What a great Super Bowl XLII game. What a great Super Bowl XLII playing field. From Super Bowl I to XLII, this and XLI were the best playing fields ever. People do not realize the work that goes into the Super Bowl on the game field and the practice fields. Tim Peterson’s Cardinals practice fields and Brian Johnson’s Arizona State University fields were outstanding.

Even with all the rehearsals, this could be the best ever all-around. The sod was to come from two sod companies in the Phoenix area, but it was not good enough for what the NFL wants for a Super Bowl playing field.

As for Super Bowl XLI, the first sod chosen fell apart. So, sod from Ed Woerner’s turf farm—grown on plastic—was selected. As all the TV viewers saw, that field played outstanding in the rain for that game. It was amazing!

The sod chosen for Super Bowl XLII came from Mark Paluch, Bent Oak Farm LLC, Specialty Athletic Turf in Foley, Ala. The sod was 419 bermudagrass—Benjamin Green—grown on plastic. It took 33 refrigerated trucks and two days of travel time to get to Arizona.

The sod needed a little help because Paluch did not know his sod would be used at the Super Bowl. If he had, he would have maintained it for the game, but, thinking that the sod would be coming from the Phoenix area, he hadn’t kept his sod on a Super Bowl maintenance program.

Ed Mangan, NFL field director, and Tim Peterson, Andy Levy and Bob Schindler of the Cardinals made up a great team.

The sod was placed right on top of the Fiesta Bowl game sod on the large movable tray. Starting January 5, the field was scalped, the excess clippings vacuumed off, and it was aerified with 1-inch tines in two directions. Then, 200 tons of USGA spec sand was spread over the entire field and laser-graded in preparation for the sod.
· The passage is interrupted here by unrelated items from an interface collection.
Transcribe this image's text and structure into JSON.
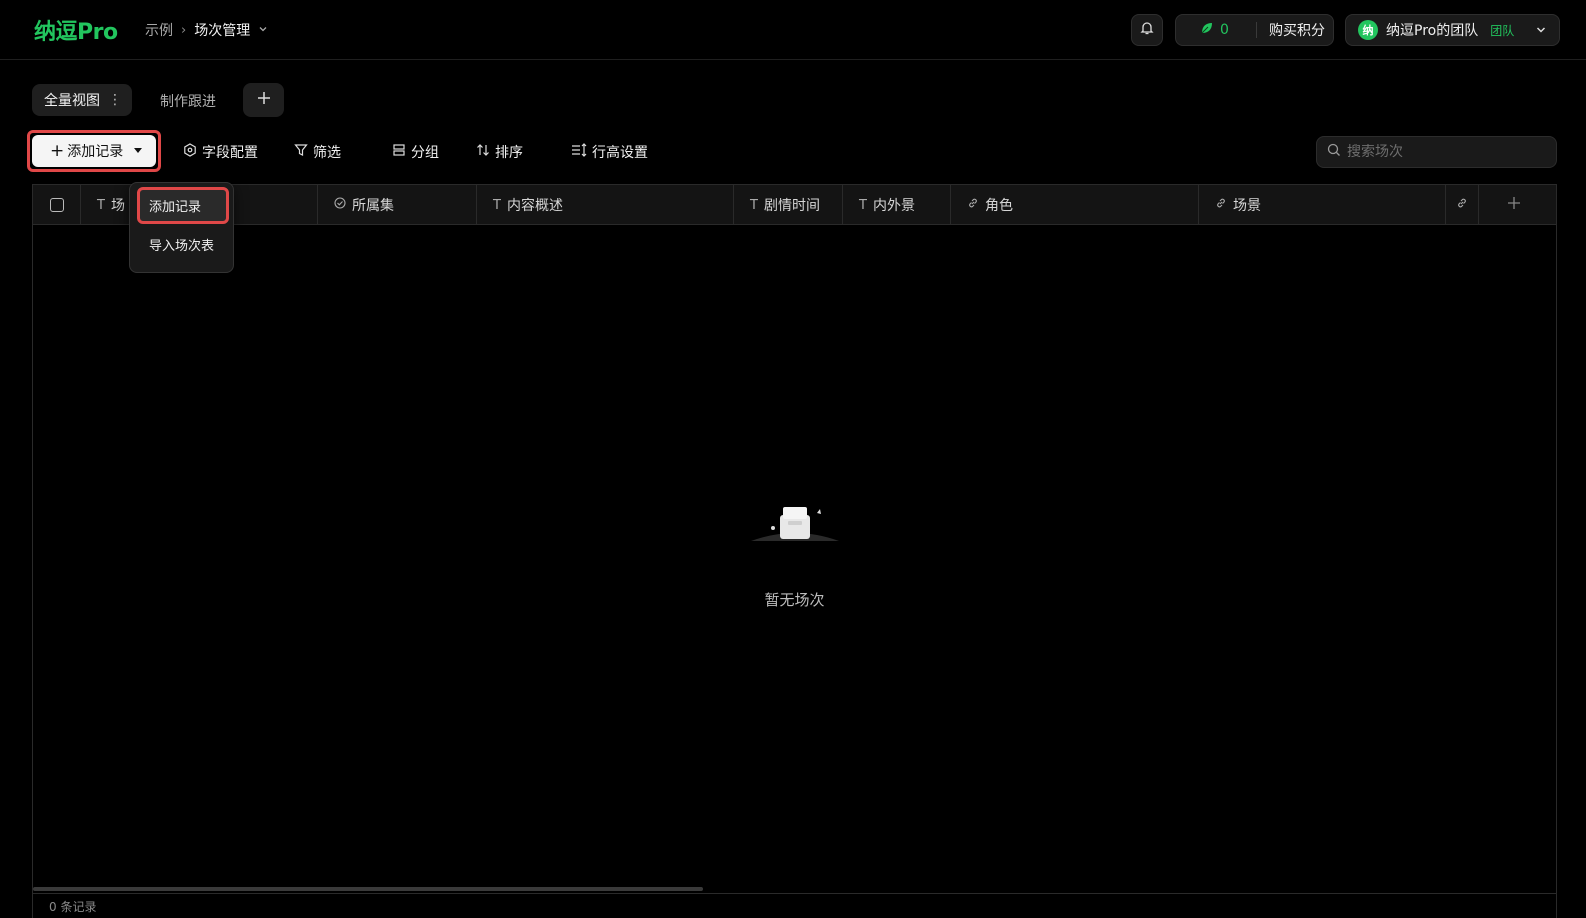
{
  "header": {
    "logo": "纳逗Pro",
    "breadcrumb": {
      "parent": "示例",
      "current": "场次管理"
    },
    "points": {
      "count": "0",
      "buy_label": "购买积分"
    },
    "team": {
      "avatar": "纳",
      "name": "纳逗Pro的团队",
      "badge": "团队"
    }
  },
  "views": {
    "tabs": [
      {
        "label": "全量视图"
      },
      {
        "label": "制作跟进"
      }
    ]
  },
  "toolbar": {
    "add_label": "添加记录",
    "fields_label": "字段配置",
    "filter_label": "筛选",
    "group_label": "分组",
    "sort_label": "排序",
    "row_height_label": "行高设置",
    "search_placeholder": "搜索场次"
  },
  "dropdown": {
    "items": [
      {
        "label": "添加记录"
      },
      {
        "label": "导入场次表"
      }
    ]
  },
  "table": {
    "columns": [
      {
        "label": "场",
        "type": "text"
      },
      {
        "label": "所属集",
        "type": "select"
      },
      {
        "label": "内容概述",
        "type": "text"
      },
      {
        "label": "剧情时间",
        "type": "text"
      },
      {
        "label": "内外景",
        "type": "text"
      },
      {
        "label": "角色",
        "type": "link"
      },
      {
        "label": "场景",
        "type": "link"
      }
    ],
    "empty_text": "暂无场次",
    "footer": "0 条记录"
  },
  "colors": {
    "brand": "#22c55e",
    "highlight": "#e04848"
  }
}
Once the new sod was in place, the field was pin-spiked in two directions prior to seeding using the SISIS pin-spikers. The seed was worked in using a heavy-duty rug measuring 15 by 15 feet. That was followed by using Lesco 6-0-0 with 10 percent calcium, Subdue fungicide, endo-ROOTS, Anderson fertilizer, Viking Ship Calcium Nitrate Solution Grade 15.5-0-0 with 19 percent calcium, Ferromac with MICROS 10-2-4, Grigg Brothers Gary’s Green Ultra 13-2-3 plus iron, Grigg Brothers 18-3-4 with iron and Heritage fungicide. I wish every turf manager could see the condition of the turf from delivery to game time. The turf only saw one day of sunshine in eight days because it was inside the stadium.
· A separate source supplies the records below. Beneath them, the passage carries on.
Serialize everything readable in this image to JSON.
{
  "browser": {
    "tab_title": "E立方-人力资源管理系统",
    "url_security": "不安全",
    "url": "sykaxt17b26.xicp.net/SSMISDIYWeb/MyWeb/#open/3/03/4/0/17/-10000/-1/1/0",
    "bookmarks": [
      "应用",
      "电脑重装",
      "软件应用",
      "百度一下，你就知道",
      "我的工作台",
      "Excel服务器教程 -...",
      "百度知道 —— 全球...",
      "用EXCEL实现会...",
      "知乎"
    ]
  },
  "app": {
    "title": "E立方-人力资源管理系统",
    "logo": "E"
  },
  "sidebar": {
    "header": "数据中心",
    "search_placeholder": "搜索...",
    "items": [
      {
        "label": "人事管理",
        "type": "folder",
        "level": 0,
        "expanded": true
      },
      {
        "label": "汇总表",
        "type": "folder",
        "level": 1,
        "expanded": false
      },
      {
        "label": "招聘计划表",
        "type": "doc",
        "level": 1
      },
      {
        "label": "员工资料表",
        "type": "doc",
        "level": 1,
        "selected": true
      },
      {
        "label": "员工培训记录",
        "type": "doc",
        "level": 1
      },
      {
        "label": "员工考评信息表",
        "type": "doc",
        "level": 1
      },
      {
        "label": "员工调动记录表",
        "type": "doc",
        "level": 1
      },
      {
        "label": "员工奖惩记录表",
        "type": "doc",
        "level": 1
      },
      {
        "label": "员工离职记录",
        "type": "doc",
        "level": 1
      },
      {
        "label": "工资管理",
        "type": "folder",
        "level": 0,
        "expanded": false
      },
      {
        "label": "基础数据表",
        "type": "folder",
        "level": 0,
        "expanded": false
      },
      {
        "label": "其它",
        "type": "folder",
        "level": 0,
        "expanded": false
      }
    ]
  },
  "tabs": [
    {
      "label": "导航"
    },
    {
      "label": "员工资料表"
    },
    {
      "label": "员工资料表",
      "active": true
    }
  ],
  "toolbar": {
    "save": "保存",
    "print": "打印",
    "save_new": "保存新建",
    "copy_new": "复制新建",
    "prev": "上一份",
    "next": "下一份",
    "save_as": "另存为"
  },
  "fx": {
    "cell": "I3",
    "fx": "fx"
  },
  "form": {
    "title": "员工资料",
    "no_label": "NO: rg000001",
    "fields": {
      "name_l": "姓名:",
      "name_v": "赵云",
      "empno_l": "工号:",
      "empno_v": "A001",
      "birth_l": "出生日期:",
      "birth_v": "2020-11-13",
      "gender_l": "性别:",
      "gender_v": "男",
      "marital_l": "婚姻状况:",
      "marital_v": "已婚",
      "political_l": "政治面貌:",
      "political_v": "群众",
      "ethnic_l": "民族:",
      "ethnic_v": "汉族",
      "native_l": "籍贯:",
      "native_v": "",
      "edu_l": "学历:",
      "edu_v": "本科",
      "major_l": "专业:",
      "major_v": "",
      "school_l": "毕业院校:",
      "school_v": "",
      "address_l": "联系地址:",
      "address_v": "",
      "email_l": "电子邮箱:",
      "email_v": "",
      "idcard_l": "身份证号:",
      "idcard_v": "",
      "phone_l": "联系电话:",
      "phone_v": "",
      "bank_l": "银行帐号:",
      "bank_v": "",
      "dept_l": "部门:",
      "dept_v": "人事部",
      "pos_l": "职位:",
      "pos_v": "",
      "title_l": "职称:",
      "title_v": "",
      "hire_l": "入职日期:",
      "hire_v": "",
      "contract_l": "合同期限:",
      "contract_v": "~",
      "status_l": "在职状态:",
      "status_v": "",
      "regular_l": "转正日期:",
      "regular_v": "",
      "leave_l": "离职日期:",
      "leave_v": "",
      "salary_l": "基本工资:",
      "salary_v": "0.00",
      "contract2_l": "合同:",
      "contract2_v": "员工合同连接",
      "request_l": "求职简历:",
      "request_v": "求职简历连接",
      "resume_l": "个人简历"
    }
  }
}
Remember, football is played in the turf, not on it. The turf was tested with the Turf-Tec Toma Shear Strength Tester, manufactured by John Mascaro of Turf-Tec International. To date, this was the toughest playing field turf. Ed Mangan, having the strongest arms of our group, tested the turf for strength. The tester was set up using 5/8-inch cleats. The torque tester number readings go up to 75. Ed had it to 73 without a divot. Yet, the turf was still loose enough for the cleats to move in and out smoothly, without locking in the turf. There were no injuries in the game.

The turf had to go through so many things. Sunday, the week before the Super Bowl, there were four hours of half-time rehearsals. Tuesday was Press Day, with 2,000 media people all over the field. Thursday, there were 12 hours of half-time rehearsals, with 2,000 people on the field. Friday, there were 12 hours of pregame show rehearsals. Saturday was the team workout for the TV setup. That was eight hours.

Sunday was all the pregame on-field activity, the pregame show, the half-time show, the postgame ceremonies and the Super Bowl game. After the game, the field was still in great shape. Please remember turf managers, it’s up to you to choose the right turf.

The only problem we had was with the painting of the logos and lines. They had to be painted after 5 p.m. on Saturday, taking us into the wee hours of the morning on Sunday—game day. Painting inside on natural grass, it is hard for the paint to dry. We used 12 Buffalo Turbines and hand-held blowers to dry the paint. You may have seen some of the crew out on the field with the hand-held blowers during the pregame TV coverage.

Ed mowed the grass to a height of 5/8 inch just three hours before game time.

There were no divots and only one or two small scrapes. There were only some little kick-ups of the young, perennial ryegrass.

Congratulations are due to Ed Mangan and the entire NFL crew and the Cardinals crew for the great Super Bowl game field, to Tim Peterson and Kore Higuchi for the great Cardinals practice field, and to Brian Johnson, Pete Wozniak and the Arizona State grounds crew for The Arizona State University fields. A great game, played on a great field, produced by a great crew.

George Toma is an NFL Hall of Fame inductee, founder of the Sports Turf Managers Association and mentor to hundreds of sports field managers over his 66 years in the profession.